Who doesn’t like sweets? Evolutionarily speaking, our brains are hard-wired to find and consume the most caloric-dense foods—which in many cases are high in sugar. However, we now live in a society where food is widely available to most, so we no longer need sugary foods to maintain daily activities. In fact, we know our bodies suffer from eating too much sugar, but we still go for that second scoop of ice cream, that third cookie after dinner, anyway.
According to a study published in 2014, consuming too much added sugar leads to high blood pressure, inflammation, obesity, diabetes, and fatty liver disease, effects which are all linked to increased risk for heart attack and stroke. The natural question that arises, then, is whether it’ is possible for us to satisfy our sugar cravings without negatively affecting our health. Thanks to advances in chemistry, that answer is yes! The two sweeteners that we choose to use at BUBLUV® to deliver delicious boba without compromising health are monk fruit and erythritol.
What is monk fruit?
Monk fruit is a small, round fruit grown in Southeast Asia that contains a special type of sugar compound called mogroside. When monk fruit juices are concentrated, we can extract the mogrosides, and the resulting sweetness level is 250 times stronger than regular sugar. Also, because of how mogrosides pass through our digestive system, monk fruit extract has a zero on the glycemic index with no carbs and no calories, so it won’t spike our blood sugar. In fact, research has even shown that mogrosides can lower blood sugar by activating a protein in charge of the energy balance in our bodies. Mogrosides also have antioxidant and anti-inflammatory benefits, as they can reduce the concentration of free radicals (by-products of our bodies’ metabolic processes that can cause inflammatory diseases like Alzheimer’s, asthma, and various cancers) and inhibit the release of inflammatory factors.
Of course, this doesn’t mean there are no downsides to monk fruit. Like most non-traditional sweeteners, monk fruit leaves a slight aftertaste. Also, because of how intensely sweet it is, we only need a fraction of what we would usually use in regular sugar to achieve the desired sweetness level. This means if we were to use it at home, it would be very difficult to control the portion size when using it in its pure form—we would need some extremely tiny spoons. Moreover, monk fruit is picky about the surrounding climate and hard to grow, so it can be expensive compared to other sugar substitutes.
What is erythritol?

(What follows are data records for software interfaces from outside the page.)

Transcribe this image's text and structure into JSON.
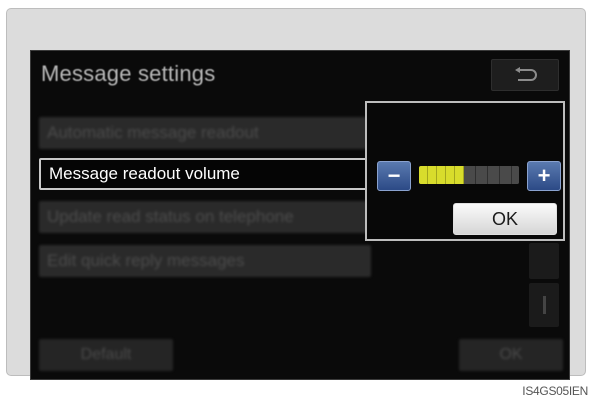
{
  "screen": {
    "title": "Message settings"
  },
  "menu": {
    "items": [
      {
        "label": "Automatic message readout"
      },
      {
        "label": "Message readout volume"
      },
      {
        "label": "Update read status on telephone"
      },
      {
        "label": "Edit quick reply messages"
      }
    ]
  },
  "footer": {
    "default_label": "Default",
    "ok_label": "OK"
  },
  "volume_popup": {
    "ok_label": "OK",
    "minus_glyph": "−",
    "plus_glyph": "+",
    "level": 0.45
  },
  "colors": {
    "level_fill": "#d8dc2c",
    "volume_button": "#3d5f9e",
    "background": "#0a0a0a"
  },
  "icons": {
    "back": "back-arrow-icon",
    "minus": "minus-icon",
    "plus": "plus-icon"
  },
  "caption": "IS4GS05IEN"
}
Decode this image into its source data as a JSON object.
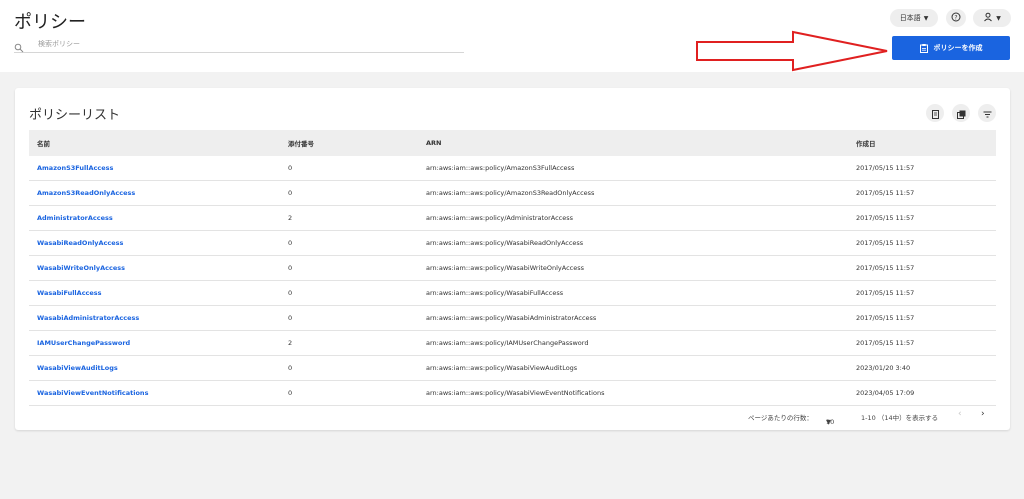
{
  "header": {
    "title": "ポリシー",
    "search_placeholder": "検索ポリシー",
    "language": "日本語",
    "create_button": "ポリシーを作成"
  },
  "card": {
    "title": "ポリシーリスト",
    "columns": [
      "名前",
      "添付番号",
      "ARN",
      "作成日"
    ],
    "rows": [
      {
        "name": "AmazonS3FullAccess",
        "count": "0",
        "arn": "arn:aws:iam::aws:policy/AmazonS3FullAccess",
        "created": "2017/05/15 11:57"
      },
      {
        "name": "AmazonS3ReadOnlyAccess",
        "count": "0",
        "arn": "arn:aws:iam::aws:policy/AmazonS3ReadOnlyAccess",
        "created": "2017/05/15 11:57"
      },
      {
        "name": "AdministratorAccess",
        "count": "2",
        "arn": "arn:aws:iam::aws:policy/AdministratorAccess",
        "created": "2017/05/15 11:57"
      },
      {
        "name": "WasabiReadOnlyAccess",
        "count": "0",
        "arn": "arn:aws:iam::aws:policy/WasabiReadOnlyAccess",
        "created": "2017/05/15 11:57"
      },
      {
        "name": "WasabiWriteOnlyAccess",
        "count": "0",
        "arn": "arn:aws:iam::aws:policy/WasabiWriteOnlyAccess",
        "created": "2017/05/15 11:57"
      },
      {
        "name": "WasabiFullAccess",
        "count": "0",
        "arn": "arn:aws:iam::aws:policy/WasabiFullAccess",
        "created": "2017/05/15 11:57"
      },
      {
        "name": "WasabiAdministratorAccess",
        "count": "0",
        "arn": "arn:aws:iam::aws:policy/WasabiAdministratorAccess",
        "created": "2017/05/15 11:57"
      },
      {
        "name": "IAMUserChangePassword",
        "count": "2",
        "arn": "arn:aws:iam::aws:policy/IAMUserChangePassword",
        "created": "2017/05/15 11:57"
      },
      {
        "name": "WasabiViewAuditLogs",
        "count": "0",
        "arn": "arn:aws:iam::aws:policy/WasabiViewAuditLogs",
        "created": "2023/01/20 3:40"
      },
      {
        "name": "WasabiViewEventNotifications",
        "count": "0",
        "arn": "arn:aws:iam::aws:policy/WasabiViewEventNotifications",
        "created": "2023/04/05 17:09"
      }
    ]
  },
  "pagination": {
    "rows_per_page_label": "ページあたりの行数：",
    "rows_per_page": "10",
    "range": "1-10 （14中）を表示する"
  },
  "colors": {
    "accent": "#1a64e0",
    "arrow": "#e02020"
  },
  "icons": [
    "search-icon",
    "help-icon",
    "user-icon",
    "clipboard-icon",
    "list-view-icon",
    "copy-icon",
    "filter-icon",
    "chevron-left-icon",
    "chevron-right-icon"
  ]
}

Erythritol is a sweetener found naturally in fruits and veggies that’s been used since the 1990s. It’s a sugar alcohol—a modified form of carbs—that stimulates the sweet taste receptors on our tongues with zero on the glycemic index and no blood sugar spikes. This is due to how erythritol passes through our body: it’ is absorbed so quickly into our blood that it doesn’t even get the chance to be converted into energy. Because erythritol is a type of carbohydrate, though, it’s not completely calorie-free, but at 0.2 calories per gram (vs 4 calories per gram for regular sugar), it’s very close. Additionally, erythritol can’t be metabolized by the bacteria in our mouths, so we don’t have to worry about the cavities that might come with our sweet tooth.

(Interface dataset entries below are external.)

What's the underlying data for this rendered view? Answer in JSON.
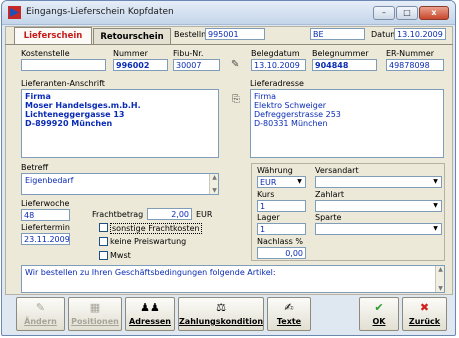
{
  "window": {
    "title": "Eingangs-Lieferschein Kopfdaten",
    "minimize": "–",
    "maximize": "□",
    "close": "x"
  },
  "tabs": [
    {
      "label": "Lieferschein"
    },
    {
      "label": "Retourschein"
    }
  ],
  "header": {
    "bestellnr_label": "Bestellnr.",
    "bestellnr_value": "995001",
    "code_value": "BE",
    "datum_label": "Datum",
    "datum_value": "13.10.2009"
  },
  "row1": {
    "kostenstelle_label": "Kostenstelle",
    "kostenstelle_value": "",
    "nummer_label": "Nummer",
    "nummer_value": "996002",
    "fibu_label": "Fibu-Nr.",
    "fibu_value": "30007",
    "belegdatum_label": "Belegdatum",
    "belegdatum_value": "13.10.2009",
    "belegnummer_label": "Belegnummer",
    "belegnummer_value": "904848",
    "ernummer_label": "ER-Nummer",
    "ernummer_value": "49878098"
  },
  "lieferanten": {
    "label": "Lieferanten-Anschrift",
    "lines": [
      "Firma",
      "Moser Handelsges.m.b.H.",
      "Lichteneggergasse 13",
      "D-899920 München"
    ]
  },
  "lieferadresse": {
    "label": "Lieferadresse",
    "lines": [
      "Firma",
      "Elektro Schweiger",
      "Defreggerstrasse 253",
      "D-80331 München"
    ]
  },
  "betreff": {
    "label": "Betreff",
    "value": "Eigenbedarf"
  },
  "lieferwoche": {
    "label": "Lieferwoche",
    "value": "48"
  },
  "liefertermin": {
    "label": "Liefertermin",
    "value": "23.11.2009"
  },
  "frachtbetrag": {
    "label": "Frachtbetrag",
    "value": "2,00",
    "currency": "EUR"
  },
  "checkboxes": {
    "sonstige": "sonstige Frachtkosten",
    "preiswartung": "keine Preiswartung",
    "mwst": "Mwst"
  },
  "right_group": {
    "waehrung_label": "Währung",
    "waehrung_value": "EUR",
    "versandart_label": "Versandart",
    "versandart_value": "",
    "kurs_label": "Kurs",
    "kurs_value": "1",
    "zahlart_label": "Zahlart",
    "zahlart_value": "",
    "lager_label": "Lager",
    "lager_value": "1",
    "sparte_label": "Sparte",
    "sparte_value": "",
    "nachlass_label": "Nachlass %",
    "nachlass_value": "0,00"
  },
  "text_block": "Wir bestellen zu Ihren Geschäftsbedingungen folgende Artikel:",
  "toolbar": {
    "aendern": "Ändern",
    "positionen": "Positionen",
    "adressen": "Adressen",
    "zahlungskondition": "Zahlungskondition",
    "texte": "Texte",
    "ok": "OK",
    "zurueck": "Zurück"
  },
  "colors": {
    "field_text": "#0a2bb5",
    "active_tab": "#c71b1b",
    "ok_green": "#2c9a2c",
    "cancel_red": "#d02020"
  }
}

The main concern people have with erythritol is its impact on digestion. Sugar alcohols have the reputation of causing gastrointestinal problems like bloating or nausea, but in the doses found in normal food products, this effect is negligible. In a protein bar, for example, there are usually around 10 grams or less of erythritol added, and it takes 0.66 grams per kilogram of body weight for males and 0.8 grams for females for any issues to occur. To do some quick math, you would have to weigh less than 15 kilograms (33 pounds) before sugar alcohols could negatively affect your digestive system. Moreover, erythritol is shown to affect us much less than most other types of sugar alcohols. In a study published on Nature that compared the digestive effects of sugar alcohols with table sugar, participants experienced significantly fewer symptoms when consuming erythritol compared to xylitol, if at all (20 and 35 grams of erythritol didn’t even affect most participants).
To summarize, sugar substitutes can be a good option for us to satisfy our sweet tooth without having to worry about the adverse health consequences of sugar. At BUBLUV®, we’ve tried countless recipes with the help of our food scientists and decided on a blend of monk fruit and erythritol that tastes delicious and has no weird aftertaste. We also have measures to control the amount of monk fruit and erythritol added, so you don’t have to research the different forms of monk fruit extract to use at home or calculate your erythritol intake with distress. Lightly sweet and delicious, now you can enjoy boba tea guilt and worry-free!